(Element data from apps and pages)

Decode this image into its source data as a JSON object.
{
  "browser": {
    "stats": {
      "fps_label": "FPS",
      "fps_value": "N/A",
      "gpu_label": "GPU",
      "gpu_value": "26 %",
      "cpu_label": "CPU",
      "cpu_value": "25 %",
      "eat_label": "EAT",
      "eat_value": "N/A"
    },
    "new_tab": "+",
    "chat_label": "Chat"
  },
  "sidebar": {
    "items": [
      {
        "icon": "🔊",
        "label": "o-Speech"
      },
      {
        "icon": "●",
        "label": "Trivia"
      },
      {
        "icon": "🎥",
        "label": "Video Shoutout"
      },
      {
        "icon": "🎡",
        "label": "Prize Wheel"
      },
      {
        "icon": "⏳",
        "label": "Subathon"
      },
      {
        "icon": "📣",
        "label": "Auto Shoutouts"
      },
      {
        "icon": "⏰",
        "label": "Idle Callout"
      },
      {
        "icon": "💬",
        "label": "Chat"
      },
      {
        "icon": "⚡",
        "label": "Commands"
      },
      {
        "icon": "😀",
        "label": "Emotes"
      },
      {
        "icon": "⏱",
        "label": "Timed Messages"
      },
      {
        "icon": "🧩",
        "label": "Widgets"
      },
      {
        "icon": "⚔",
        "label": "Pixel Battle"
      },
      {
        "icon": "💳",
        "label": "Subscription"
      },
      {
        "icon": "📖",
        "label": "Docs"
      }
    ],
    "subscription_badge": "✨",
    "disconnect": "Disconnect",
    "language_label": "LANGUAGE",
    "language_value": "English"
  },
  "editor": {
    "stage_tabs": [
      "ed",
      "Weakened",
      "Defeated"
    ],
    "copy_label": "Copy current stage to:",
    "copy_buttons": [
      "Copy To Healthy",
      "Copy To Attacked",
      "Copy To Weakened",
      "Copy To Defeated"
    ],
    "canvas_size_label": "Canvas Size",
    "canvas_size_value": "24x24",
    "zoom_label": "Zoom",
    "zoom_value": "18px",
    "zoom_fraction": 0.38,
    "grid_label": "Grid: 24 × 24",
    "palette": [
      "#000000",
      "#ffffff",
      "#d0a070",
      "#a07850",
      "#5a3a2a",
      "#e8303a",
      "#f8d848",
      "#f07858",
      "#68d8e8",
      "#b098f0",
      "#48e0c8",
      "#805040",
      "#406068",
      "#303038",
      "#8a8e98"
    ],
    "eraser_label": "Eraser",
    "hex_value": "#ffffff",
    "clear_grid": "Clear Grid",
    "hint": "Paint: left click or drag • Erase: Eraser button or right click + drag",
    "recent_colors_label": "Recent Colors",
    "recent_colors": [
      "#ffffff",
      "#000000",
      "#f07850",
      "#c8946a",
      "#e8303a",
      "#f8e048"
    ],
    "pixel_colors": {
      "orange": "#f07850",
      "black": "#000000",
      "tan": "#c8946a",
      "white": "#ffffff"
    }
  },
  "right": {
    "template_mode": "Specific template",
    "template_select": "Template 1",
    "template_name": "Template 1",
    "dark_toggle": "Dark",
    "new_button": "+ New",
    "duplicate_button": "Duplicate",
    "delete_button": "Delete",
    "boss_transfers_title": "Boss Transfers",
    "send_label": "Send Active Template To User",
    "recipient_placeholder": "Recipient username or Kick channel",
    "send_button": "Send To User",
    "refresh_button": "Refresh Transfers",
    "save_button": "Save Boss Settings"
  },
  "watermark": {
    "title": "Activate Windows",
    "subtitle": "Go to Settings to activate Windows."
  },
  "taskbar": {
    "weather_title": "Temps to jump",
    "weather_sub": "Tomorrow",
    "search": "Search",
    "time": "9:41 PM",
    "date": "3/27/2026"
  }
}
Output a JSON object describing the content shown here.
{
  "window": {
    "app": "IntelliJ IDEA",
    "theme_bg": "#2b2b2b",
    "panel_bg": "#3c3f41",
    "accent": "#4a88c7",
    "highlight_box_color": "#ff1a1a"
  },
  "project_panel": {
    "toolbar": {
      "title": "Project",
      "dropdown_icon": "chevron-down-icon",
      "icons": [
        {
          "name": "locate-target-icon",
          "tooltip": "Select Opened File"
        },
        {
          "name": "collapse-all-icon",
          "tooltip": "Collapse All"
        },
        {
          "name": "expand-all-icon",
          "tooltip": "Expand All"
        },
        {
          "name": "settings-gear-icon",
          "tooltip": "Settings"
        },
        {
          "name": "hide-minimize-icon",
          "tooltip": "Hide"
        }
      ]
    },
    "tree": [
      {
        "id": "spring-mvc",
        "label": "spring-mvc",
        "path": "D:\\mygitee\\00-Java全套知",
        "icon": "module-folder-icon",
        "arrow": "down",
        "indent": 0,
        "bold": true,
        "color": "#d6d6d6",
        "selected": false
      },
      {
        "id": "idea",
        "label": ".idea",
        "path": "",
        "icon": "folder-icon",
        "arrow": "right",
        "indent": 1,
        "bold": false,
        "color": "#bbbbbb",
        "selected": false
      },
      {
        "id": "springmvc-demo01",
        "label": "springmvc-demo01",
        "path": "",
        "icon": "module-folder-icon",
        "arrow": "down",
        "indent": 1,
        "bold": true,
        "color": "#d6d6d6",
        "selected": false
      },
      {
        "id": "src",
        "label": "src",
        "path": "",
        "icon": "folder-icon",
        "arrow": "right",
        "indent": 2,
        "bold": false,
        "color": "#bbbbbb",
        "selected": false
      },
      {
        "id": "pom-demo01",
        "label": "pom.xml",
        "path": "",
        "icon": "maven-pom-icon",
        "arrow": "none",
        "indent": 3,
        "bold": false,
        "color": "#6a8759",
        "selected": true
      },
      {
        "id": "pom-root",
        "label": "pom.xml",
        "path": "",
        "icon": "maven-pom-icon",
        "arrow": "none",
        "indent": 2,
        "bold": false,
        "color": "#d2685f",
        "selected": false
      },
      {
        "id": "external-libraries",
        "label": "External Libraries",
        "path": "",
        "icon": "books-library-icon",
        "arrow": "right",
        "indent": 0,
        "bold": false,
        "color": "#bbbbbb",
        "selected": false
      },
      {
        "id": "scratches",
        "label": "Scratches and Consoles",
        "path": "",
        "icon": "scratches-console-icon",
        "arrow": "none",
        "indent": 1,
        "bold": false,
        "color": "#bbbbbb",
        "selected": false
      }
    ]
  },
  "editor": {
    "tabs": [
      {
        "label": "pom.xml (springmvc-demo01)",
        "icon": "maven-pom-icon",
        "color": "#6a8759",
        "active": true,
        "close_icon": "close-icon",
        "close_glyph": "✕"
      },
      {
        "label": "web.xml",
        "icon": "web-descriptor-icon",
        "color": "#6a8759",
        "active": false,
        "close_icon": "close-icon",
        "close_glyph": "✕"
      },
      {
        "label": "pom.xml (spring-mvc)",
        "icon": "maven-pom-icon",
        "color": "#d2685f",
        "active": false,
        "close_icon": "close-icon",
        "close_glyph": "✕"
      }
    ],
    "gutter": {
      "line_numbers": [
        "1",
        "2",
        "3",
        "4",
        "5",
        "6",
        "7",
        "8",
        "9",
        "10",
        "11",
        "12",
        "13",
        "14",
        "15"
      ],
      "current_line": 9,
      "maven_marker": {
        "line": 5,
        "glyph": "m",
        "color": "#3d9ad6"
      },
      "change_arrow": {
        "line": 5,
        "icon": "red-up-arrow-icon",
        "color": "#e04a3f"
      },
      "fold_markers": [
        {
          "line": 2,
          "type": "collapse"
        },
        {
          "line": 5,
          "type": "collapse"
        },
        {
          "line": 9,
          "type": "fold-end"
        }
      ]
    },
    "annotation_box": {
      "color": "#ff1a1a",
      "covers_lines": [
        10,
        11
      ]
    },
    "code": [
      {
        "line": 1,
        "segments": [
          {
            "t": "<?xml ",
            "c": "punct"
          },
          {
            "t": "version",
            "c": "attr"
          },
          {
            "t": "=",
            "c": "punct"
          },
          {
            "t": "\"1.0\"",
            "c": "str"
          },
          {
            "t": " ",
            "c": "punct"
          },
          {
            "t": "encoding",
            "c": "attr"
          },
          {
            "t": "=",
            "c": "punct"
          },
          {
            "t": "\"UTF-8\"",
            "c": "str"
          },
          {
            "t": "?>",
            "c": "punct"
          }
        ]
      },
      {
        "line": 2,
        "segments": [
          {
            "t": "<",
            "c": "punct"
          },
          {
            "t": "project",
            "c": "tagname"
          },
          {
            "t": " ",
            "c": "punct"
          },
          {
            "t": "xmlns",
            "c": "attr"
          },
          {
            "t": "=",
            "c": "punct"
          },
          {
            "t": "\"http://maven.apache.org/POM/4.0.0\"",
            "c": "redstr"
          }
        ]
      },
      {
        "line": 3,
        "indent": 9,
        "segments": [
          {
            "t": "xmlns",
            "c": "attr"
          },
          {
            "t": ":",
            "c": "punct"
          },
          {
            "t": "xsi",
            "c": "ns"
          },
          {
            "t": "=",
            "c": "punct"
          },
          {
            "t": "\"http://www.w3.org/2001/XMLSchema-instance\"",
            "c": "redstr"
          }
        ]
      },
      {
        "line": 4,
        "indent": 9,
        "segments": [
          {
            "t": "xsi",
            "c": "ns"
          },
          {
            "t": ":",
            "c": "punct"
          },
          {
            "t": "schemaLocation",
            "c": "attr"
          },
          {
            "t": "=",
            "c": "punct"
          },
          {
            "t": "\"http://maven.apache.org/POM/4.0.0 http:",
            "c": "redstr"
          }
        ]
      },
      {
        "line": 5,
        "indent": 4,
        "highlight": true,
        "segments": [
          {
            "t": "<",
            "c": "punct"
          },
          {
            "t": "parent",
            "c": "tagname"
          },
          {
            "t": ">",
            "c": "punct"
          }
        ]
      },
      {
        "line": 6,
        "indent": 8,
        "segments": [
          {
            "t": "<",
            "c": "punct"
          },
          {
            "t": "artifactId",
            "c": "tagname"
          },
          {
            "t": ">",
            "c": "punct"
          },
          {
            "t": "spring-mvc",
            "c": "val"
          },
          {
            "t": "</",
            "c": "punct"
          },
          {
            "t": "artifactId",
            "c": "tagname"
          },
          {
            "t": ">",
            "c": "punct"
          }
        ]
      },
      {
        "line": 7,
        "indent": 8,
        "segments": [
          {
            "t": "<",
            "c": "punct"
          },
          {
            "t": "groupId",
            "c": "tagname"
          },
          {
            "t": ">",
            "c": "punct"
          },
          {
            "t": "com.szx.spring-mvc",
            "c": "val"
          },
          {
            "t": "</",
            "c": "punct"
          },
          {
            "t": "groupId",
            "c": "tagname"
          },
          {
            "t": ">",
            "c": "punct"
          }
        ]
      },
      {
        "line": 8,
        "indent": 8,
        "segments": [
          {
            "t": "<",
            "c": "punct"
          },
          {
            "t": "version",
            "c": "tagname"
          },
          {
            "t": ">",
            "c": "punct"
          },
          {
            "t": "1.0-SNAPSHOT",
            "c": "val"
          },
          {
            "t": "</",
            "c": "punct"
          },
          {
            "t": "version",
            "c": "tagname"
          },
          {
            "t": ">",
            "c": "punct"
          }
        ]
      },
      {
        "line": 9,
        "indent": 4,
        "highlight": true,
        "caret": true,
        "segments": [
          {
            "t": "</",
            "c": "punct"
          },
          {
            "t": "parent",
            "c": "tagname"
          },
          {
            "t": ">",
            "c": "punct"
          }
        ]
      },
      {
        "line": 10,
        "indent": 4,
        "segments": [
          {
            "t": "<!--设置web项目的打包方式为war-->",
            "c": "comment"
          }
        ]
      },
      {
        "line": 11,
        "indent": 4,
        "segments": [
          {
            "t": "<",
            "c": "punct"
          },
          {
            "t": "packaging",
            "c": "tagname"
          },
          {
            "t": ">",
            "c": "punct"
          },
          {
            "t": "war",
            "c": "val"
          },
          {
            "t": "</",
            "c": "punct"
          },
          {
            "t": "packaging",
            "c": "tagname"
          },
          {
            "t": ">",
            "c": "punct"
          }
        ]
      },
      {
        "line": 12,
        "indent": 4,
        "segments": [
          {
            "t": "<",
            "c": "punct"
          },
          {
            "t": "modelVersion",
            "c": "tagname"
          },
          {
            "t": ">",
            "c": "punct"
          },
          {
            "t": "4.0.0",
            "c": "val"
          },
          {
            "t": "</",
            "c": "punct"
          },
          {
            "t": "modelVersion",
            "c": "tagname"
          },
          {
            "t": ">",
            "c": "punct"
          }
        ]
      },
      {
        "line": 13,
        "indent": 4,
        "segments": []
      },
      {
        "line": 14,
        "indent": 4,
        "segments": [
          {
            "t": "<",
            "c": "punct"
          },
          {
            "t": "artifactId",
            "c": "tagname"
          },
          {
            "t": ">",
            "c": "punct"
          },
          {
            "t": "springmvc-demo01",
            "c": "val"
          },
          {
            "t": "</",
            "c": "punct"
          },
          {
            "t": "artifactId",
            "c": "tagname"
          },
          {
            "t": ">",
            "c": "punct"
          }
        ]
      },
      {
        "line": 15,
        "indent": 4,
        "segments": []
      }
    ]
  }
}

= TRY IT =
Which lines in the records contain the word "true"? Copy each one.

= SOLUTION TO THIS TASK =
        "bold": true,
        "bold": true,
        "selected": true
        "active": true,
        "highlight": true,
        "highlight": true,
        "caret": true,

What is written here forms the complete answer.